* [Problem statement]
The records that follow need to be printed exactly. Leave out each image.

* [Information supplied]
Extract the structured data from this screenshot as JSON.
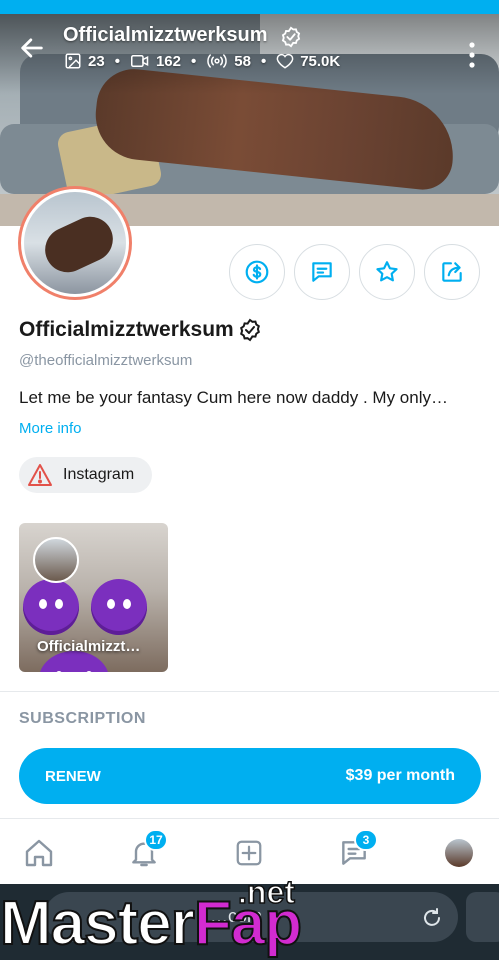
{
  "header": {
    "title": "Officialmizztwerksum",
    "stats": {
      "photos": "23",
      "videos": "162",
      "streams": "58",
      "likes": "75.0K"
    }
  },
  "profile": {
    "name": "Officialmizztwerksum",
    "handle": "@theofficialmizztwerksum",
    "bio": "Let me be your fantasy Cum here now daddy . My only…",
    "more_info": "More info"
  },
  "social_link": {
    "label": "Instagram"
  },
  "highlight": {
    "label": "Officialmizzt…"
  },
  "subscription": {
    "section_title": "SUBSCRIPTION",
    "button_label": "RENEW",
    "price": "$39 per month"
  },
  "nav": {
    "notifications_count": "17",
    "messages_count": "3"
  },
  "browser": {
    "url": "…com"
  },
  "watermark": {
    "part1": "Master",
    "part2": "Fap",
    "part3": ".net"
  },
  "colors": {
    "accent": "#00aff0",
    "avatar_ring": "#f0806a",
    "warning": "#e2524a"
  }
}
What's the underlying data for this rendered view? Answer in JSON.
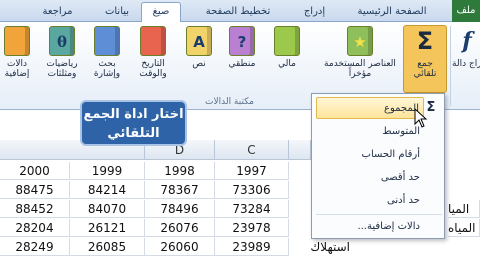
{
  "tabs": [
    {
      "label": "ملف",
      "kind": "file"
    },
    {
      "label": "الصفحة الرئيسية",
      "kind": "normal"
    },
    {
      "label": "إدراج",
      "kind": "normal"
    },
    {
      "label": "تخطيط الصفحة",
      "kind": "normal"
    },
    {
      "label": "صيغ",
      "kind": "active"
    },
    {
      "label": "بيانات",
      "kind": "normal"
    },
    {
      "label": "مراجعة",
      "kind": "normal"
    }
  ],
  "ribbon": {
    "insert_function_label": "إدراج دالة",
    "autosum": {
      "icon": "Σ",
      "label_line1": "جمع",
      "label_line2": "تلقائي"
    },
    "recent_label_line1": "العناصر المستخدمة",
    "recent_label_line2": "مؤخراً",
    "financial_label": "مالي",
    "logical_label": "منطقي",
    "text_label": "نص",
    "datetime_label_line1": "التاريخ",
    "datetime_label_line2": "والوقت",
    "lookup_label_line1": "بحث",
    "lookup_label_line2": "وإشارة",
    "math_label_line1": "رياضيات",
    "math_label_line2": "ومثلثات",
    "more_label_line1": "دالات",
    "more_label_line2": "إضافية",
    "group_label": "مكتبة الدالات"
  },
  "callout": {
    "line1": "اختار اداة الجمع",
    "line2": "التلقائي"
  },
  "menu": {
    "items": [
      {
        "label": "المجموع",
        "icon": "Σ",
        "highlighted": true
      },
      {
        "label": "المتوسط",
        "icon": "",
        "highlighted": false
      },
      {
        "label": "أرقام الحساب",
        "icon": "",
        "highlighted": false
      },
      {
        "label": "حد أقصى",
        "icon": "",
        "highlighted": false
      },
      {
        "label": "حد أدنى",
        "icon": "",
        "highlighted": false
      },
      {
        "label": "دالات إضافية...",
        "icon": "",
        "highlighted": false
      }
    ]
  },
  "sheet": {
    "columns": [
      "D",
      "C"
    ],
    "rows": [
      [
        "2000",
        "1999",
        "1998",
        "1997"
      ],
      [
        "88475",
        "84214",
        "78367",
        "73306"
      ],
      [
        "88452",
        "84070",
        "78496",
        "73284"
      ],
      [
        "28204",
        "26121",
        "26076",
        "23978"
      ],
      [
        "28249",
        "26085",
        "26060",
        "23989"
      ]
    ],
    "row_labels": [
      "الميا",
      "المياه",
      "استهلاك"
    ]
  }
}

* [Solution for this task]
Extract the structured data from this screenshot as JSON.
{
  "header": {
    "title": "Officialmizztwerksum",
    "stats": {
      "photos": "23",
      "videos": "162",
      "streams": "58",
      "likes": "75.0K"
    }
  },
  "profile": {
    "name": "Officialmizztwerksum",
    "handle": "@theofficialmizztwerksum",
    "bio": "Let me be your fantasy Cum here now daddy . My only…",
    "more_info": "More info"
  },
  "social_link": {
    "label": "Instagram"
  },
  "highlight": {
    "label": "Officialmizzt…"
  },
  "subscription": {
    "section_title": "SUBSCRIPTION",
    "button_label": "RENEW",
    "price": "$39 per month"
  },
  "nav": {
    "notifications_count": "17",
    "messages_count": "3"
  },
  "browser": {
    "url": "…com"
  },
  "watermark": {
    "part1": "Master",
    "part2": "Fap",
    "part3": ".net"
  },
  "colors": {
    "accent": "#00aff0",
    "avatar_ring": "#f0806a",
    "warning": "#e2524a"
  }
}
What's the underlying data for this rendered view? Answer in JSON.
{
  "tabs": [
    {
      "label": "ملف",
      "kind": "file"
    },
    {
      "label": "الصفحة الرئيسية",
      "kind": "normal"
    },
    {
      "label": "إدراج",
      "kind": "normal"
    },
    {
      "label": "تخطيط الصفحة",
      "kind": "normal"
    },
    {
      "label": "صيغ",
      "kind": "active"
    },
    {
      "label": "بيانات",
      "kind": "normal"
    },
    {
      "label": "مراجعة",
      "kind": "normal"
    }
  ],
  "ribbon": {
    "insert_function_label": "إدراج دالة",
    "autosum": {
      "icon": "Σ",
      "label_line1": "جمع",
      "label_line2": "تلقائي"
    },
    "recent_label_line1": "العناصر المستخدمة",
    "recent_label_line2": "مؤخراً",
    "financial_label": "مالي",
    "logical_label": "منطقي",
    "text_label": "نص",
    "datetime_label_line1": "التاريخ",
    "datetime_label_line2": "والوقت",
    "lookup_label_line1": "بحث",
    "lookup_label_line2": "وإشارة",
    "math_label_line1": "رياضيات",
    "math_label_line2": "ومثلثات",
    "more_label_line1": "دالات",
    "more_label_line2": "إضافية",
    "group_label": "مكتبة الدالات"
  },
  "callout": {
    "line1": "اختار اداة الجمع",
    "line2": "التلقائي"
  },
  "menu": {
    "items": [
      {
        "label": "المجموع",
        "icon": "Σ",
        "highlighted": true
      },
      {
        "label": "المتوسط",
        "icon": "",
        "highlighted": false
      },
      {
        "label": "أرقام الحساب",
        "icon": "",
        "highlighted": false
      },
      {
        "label": "حد أقصى",
        "icon": "",
        "highlighted": false
      },
      {
        "label": "حد أدنى",
        "icon": "",
        "highlighted": false
      },
      {
        "label": "دالات إضافية...",
        "icon": "",
        "highlighted": false
      }
    ]
  },
  "sheet": {
    "columns": [
      "D",
      "C"
    ],
    "rows": [
      [
        "2000",
        "1999",
        "1998",
        "1997"
      ],
      [
        "88475",
        "84214",
        "78367",
        "73306"
      ],
      [
        "88452",
        "84070",
        "78496",
        "73284"
      ],
      [
        "28204",
        "26121",
        "26076",
        "23978"
      ],
      [
        "28249",
        "26085",
        "26060",
        "23989"
      ]
    ],
    "row_labels": [
      "الميا",
      "المياه",
      "استهلاك"
    ]
  }
}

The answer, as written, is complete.